What Watson doesn’t prefer to mention is the equipment change he made that serves as a not-so-subtle line of demarcation. The southpaw turned heads at the end of 2016 when he agreed to play a colored Volvik ball on Tour during the 2017 season, only to watch his results fall off a cliff. A return to the Titleist ball he previously used has coincided with some of the best results of his 12-year career.

“I don’t think it has had any (role) in my success,” Watson said. “My clubs weren’t going the distance that I used to. I couldn’t shape it the way I want to. Luckily for me, I know the problem, and the problem was with health and not all these other things.”

Regardless of the true source of his turnaround, Watson is back to doing what he does best. That includes carving up the handful of venues that most fit his unique eye, be they lined by thick kikuyu rough outside Los Angeles or dotted with menacing water hazards outside Hartford.

The artistic touch was on full display with his final swing of the day. Facing exactly 71 yards to a pin tucked barely over the edge of a yawning bunker on No. 18, Watson laid the face open on his 63-degree wedge and hit a cut shot that spun and checked to inside 3 feet.
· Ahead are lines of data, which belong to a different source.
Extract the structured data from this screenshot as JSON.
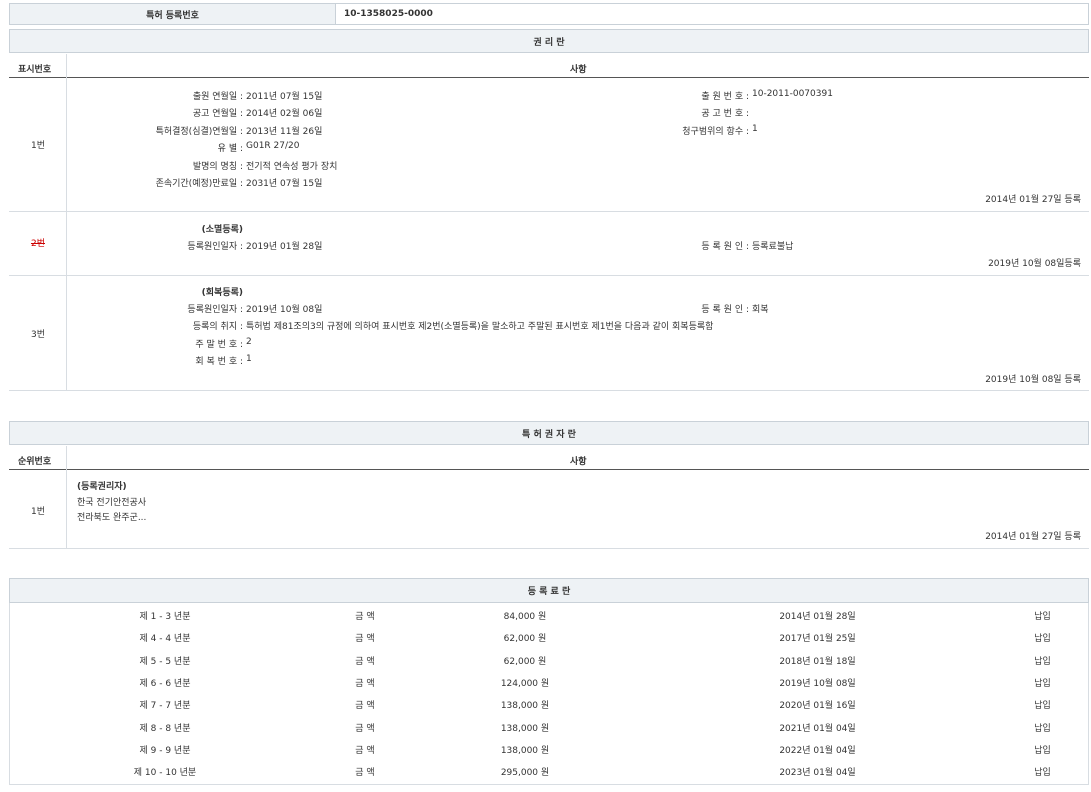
{
  "top": {
    "label": "특허 등록번호",
    "value": "10-1358025-0000"
  },
  "rights": {
    "title": "권 리 란",
    "col_num": "표시번호",
    "col_item": "사항",
    "entry1": {
      "num": "1번",
      "left": [
        {
          "label": "출원 연월일 :",
          "value": "2011년 07월 15일"
        },
        {
          "label": "공고 연월일 :",
          "value": "2014년 02월 06일"
        },
        {
          "label": "특허결정(심결)연월일 :",
          "value": "2013년 11월 26일"
        },
        {
          "label": "유 별 :",
          "value": "G01R 27/20"
        },
        {
          "label": "발명의 명칭 :",
          "value": "전기적 연속성 평가 장치"
        },
        {
          "label": "존속기간(예정)만료일 :",
          "value": "2031년 07월 15일"
        }
      ],
      "right": [
        {
          "label": "출 원 번 호 :",
          "value": "10-2011-0070391"
        },
        {
          "label": "공 고 번 호 :",
          "value": ""
        },
        {
          "label": "청구범위의 항수 :",
          "value": "1"
        }
      ],
      "reg": "2014년 01월 27일 등록"
    },
    "entry2": {
      "num": "2번",
      "heading": "(소멸등록)",
      "left_label": "등록원인일자 :",
      "left_value": "2019년 01월 28일",
      "right_label": "등 록 원 인 :",
      "right_value": "등록료불납",
      "reg": "2019년 10월 08일등록"
    },
    "entry3": {
      "num": "3번",
      "heading": "(회복등록)",
      "rows": [
        {
          "label": "등록원인일자 :",
          "value": "2019년 10월 08일"
        },
        {
          "label": "등록의 취지 :",
          "value": "특허법 제81조의3의 규정에 의하여 표시번호 제2번(소멸등록)을 말소하고 주말된 표시번호 제1번을 다음과 같이 회복등록함"
        },
        {
          "label": "주 말 번 호 :",
          "value": "2"
        },
        {
          "label": "회 복 번 호 :",
          "value": "1"
        }
      ],
      "right_label": "등 록 원 인 :",
      "right_value": "회복",
      "reg": "2019년 10월 08일 등록"
    }
  },
  "holders": {
    "title": "특 허 권 자 란",
    "col_num": "순위번호",
    "col_item": "사항",
    "num": "1번",
    "lines": [
      "(등록권리자)",
      "한국 전기안전공사",
      "전라북도 완주군..."
    ],
    "reg": "2014년 01월 27일 등록"
  },
  "fees": {
    "title": "등 록 료 란",
    "rows": [
      {
        "period": "제 1 - 3 년분",
        "label": "금 액",
        "amount": "84,000 원",
        "date": "2014년 01월 28일",
        "status": "납입"
      },
      {
        "period": "제 4 - 4 년분",
        "label": "금 액",
        "amount": "62,000 원",
        "date": "2017년 01월 25일",
        "status": "납입"
      },
      {
        "period": "제 5 - 5 년분",
        "label": "금 액",
        "amount": "62,000 원",
        "date": "2018년 01월 18일",
        "status": "납입"
      },
      {
        "period": "제 6 - 6 년분",
        "label": "금 액",
        "amount": "124,000 원",
        "date": "2019년 10월 08일",
        "status": "납입"
      },
      {
        "period": "제 7 - 7 년분",
        "label": "금 액",
        "amount": "138,000 원",
        "date": "2020년 01월 16일",
        "status": "납입"
      },
      {
        "period": "제 8 - 8 년분",
        "label": "금 액",
        "amount": "138,000 원",
        "date": "2021년 01월 04일",
        "status": "납입"
      },
      {
        "period": "제 9 - 9 년분",
        "label": "금 액",
        "amount": "138,000 원",
        "date": "2022년 01월 04일",
        "status": "납입"
      },
      {
        "period": "제 10 - 10 년분",
        "label": "금 액",
        "amount": "295,000 원",
        "date": "2023년 01월 04일",
        "status": "납입"
      }
    ]
  }
}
“Teddy put his arm around me, like, ‘That was an amazing shot,’” Watson said. “He’s seen a lot of shots, he’s been out here for many years. So for him to realize it, and other players to text me and realize it, it was special.”

While it seemed at the time like a shot that gave Watson a glimmer of hope in his pursuit of Casey, it ultimately turned out to be the final highlight of a three-shot victory. It’s the type of shot that few, if any, of his peers can visualize, let alone execute with such exact precision with the tournament hanging in the balance.

It’s the type of shot that separates Watson – the quirky left-hander with the pink driver who openly talks about his struggles with on-course focus and abhors few things more than trying to hit a straight shot – from even the best in the game when things are firing on all cylinders.

“The skills have always been there, as you know. But he’s just more relaxed now,” Scott said. “And when these guys, obviously when they enjoy it, they can play at their best and not get too stressed.”